(Entries from a dataset of interfaces)

══════════

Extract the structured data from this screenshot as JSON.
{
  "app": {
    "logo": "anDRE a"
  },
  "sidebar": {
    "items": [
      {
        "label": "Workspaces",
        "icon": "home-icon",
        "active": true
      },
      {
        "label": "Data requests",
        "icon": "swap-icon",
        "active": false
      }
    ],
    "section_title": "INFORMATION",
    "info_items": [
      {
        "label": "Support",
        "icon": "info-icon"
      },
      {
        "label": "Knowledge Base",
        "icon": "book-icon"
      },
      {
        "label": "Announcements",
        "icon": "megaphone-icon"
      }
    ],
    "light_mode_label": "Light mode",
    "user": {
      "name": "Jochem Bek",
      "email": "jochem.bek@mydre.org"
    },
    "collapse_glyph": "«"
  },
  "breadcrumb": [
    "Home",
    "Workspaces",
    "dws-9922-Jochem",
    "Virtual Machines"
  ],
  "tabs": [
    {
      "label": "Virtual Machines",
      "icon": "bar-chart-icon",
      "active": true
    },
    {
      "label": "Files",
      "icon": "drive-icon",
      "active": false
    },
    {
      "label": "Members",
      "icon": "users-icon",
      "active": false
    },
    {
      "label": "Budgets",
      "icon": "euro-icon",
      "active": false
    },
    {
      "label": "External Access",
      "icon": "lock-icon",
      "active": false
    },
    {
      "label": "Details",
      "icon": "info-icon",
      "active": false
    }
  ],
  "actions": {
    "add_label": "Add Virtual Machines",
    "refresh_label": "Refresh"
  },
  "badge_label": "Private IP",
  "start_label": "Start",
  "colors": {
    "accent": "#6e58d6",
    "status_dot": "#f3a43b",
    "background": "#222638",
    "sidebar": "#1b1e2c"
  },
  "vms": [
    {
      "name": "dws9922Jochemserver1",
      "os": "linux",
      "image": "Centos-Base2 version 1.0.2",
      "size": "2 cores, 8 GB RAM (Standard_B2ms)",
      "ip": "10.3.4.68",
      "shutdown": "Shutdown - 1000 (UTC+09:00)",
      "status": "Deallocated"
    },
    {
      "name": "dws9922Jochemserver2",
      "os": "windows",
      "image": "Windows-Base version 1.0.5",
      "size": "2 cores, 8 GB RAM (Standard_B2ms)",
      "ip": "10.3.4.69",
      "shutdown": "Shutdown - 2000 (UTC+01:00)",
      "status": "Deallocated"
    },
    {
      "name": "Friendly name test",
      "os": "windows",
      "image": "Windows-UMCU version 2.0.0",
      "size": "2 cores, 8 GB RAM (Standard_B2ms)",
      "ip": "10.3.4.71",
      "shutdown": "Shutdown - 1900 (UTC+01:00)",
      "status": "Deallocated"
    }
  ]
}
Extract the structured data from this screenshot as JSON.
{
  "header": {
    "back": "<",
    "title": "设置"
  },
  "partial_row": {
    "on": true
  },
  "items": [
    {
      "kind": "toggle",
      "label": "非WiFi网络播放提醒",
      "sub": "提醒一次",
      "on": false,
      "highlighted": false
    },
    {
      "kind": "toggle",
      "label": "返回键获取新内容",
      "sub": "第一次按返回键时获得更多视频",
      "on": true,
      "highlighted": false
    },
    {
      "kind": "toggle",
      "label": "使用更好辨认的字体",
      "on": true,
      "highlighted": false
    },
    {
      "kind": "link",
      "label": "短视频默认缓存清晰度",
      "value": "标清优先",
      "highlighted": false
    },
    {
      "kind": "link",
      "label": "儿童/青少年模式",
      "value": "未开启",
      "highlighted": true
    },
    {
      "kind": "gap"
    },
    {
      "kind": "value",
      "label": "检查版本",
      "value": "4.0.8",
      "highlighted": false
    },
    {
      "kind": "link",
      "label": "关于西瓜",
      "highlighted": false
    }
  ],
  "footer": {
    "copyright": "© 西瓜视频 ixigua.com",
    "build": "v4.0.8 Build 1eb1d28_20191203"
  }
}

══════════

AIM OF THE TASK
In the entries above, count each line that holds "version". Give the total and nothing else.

WRITTEN RESPONSE
3